EXERCISE BRIEF
What lines of the data below hold the string "content"? Copy each one.

THE DATA
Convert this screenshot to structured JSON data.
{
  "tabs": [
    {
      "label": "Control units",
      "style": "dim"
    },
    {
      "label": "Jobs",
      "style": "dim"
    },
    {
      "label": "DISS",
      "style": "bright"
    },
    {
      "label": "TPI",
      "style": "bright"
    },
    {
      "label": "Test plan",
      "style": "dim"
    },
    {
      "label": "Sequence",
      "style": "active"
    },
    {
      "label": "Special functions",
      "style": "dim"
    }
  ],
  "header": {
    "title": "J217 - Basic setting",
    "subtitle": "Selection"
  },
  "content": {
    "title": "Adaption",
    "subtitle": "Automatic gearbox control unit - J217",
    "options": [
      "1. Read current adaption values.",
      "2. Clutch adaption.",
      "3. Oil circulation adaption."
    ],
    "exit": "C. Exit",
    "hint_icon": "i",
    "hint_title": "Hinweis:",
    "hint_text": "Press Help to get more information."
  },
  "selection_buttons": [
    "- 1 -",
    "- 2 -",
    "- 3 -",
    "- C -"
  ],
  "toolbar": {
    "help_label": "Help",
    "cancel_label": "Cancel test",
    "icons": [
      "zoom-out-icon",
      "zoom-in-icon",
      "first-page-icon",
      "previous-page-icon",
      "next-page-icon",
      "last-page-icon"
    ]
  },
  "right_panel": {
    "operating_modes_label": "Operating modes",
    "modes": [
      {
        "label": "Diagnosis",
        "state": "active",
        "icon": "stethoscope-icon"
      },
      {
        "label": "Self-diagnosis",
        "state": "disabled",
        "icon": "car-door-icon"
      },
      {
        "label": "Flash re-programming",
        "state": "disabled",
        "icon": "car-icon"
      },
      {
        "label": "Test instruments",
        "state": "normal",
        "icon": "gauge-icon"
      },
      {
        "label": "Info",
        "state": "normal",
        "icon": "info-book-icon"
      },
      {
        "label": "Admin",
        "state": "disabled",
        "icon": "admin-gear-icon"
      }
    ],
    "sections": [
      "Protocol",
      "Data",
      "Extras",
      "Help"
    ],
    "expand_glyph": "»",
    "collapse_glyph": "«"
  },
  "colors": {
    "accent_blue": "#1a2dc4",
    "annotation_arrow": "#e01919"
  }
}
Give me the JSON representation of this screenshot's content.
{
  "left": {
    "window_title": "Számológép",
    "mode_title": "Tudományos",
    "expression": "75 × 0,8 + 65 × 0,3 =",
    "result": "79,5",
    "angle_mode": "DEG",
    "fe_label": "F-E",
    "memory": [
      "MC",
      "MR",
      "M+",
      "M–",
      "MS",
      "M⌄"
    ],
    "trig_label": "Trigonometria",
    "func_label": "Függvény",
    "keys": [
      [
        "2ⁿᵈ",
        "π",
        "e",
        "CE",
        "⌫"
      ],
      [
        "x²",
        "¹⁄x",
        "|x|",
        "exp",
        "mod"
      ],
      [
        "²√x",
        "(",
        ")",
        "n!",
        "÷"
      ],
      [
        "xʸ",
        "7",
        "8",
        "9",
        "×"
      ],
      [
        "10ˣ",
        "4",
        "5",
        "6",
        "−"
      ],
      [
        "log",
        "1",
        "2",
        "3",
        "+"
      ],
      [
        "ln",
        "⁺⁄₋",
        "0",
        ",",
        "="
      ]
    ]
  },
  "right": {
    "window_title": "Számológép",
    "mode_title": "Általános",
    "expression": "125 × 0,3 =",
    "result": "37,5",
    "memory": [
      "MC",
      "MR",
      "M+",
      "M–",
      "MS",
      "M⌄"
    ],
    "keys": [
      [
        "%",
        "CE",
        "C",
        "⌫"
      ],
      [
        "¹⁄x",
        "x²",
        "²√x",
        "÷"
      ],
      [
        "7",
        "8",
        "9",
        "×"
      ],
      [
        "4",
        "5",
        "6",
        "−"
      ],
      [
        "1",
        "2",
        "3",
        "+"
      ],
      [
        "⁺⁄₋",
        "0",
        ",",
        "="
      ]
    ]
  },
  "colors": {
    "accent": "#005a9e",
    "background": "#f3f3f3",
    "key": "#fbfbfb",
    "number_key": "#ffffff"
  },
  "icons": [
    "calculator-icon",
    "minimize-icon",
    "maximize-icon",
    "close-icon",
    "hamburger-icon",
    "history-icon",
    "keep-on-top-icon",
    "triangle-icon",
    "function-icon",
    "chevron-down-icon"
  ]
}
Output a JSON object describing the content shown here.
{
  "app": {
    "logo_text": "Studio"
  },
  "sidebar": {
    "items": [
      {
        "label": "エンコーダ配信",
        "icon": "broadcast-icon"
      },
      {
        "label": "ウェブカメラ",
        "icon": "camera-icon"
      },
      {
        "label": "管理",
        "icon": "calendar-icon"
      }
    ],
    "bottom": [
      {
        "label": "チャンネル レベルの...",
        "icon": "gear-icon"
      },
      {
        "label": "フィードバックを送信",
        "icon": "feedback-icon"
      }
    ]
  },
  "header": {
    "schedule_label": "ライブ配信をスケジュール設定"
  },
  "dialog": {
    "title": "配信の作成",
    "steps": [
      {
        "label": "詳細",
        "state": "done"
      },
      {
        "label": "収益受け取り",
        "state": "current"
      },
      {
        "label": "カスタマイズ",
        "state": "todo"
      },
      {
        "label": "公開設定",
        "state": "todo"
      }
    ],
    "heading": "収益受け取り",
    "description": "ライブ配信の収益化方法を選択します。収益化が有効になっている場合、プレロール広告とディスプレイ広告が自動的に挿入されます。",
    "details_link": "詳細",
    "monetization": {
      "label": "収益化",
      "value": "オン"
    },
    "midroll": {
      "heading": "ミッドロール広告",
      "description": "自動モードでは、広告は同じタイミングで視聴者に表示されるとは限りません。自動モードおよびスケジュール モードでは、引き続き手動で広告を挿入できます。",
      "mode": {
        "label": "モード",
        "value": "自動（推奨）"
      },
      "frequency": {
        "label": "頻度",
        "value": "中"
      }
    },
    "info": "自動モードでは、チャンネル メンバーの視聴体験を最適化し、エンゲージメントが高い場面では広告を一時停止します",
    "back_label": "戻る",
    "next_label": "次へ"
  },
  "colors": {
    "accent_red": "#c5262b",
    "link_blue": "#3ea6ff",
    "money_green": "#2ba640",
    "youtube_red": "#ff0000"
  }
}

WRITTEN RESPONSE
  "content": {
Give me the JSON representation of this screenshot's content.
Output a JSON object describing the content shown here.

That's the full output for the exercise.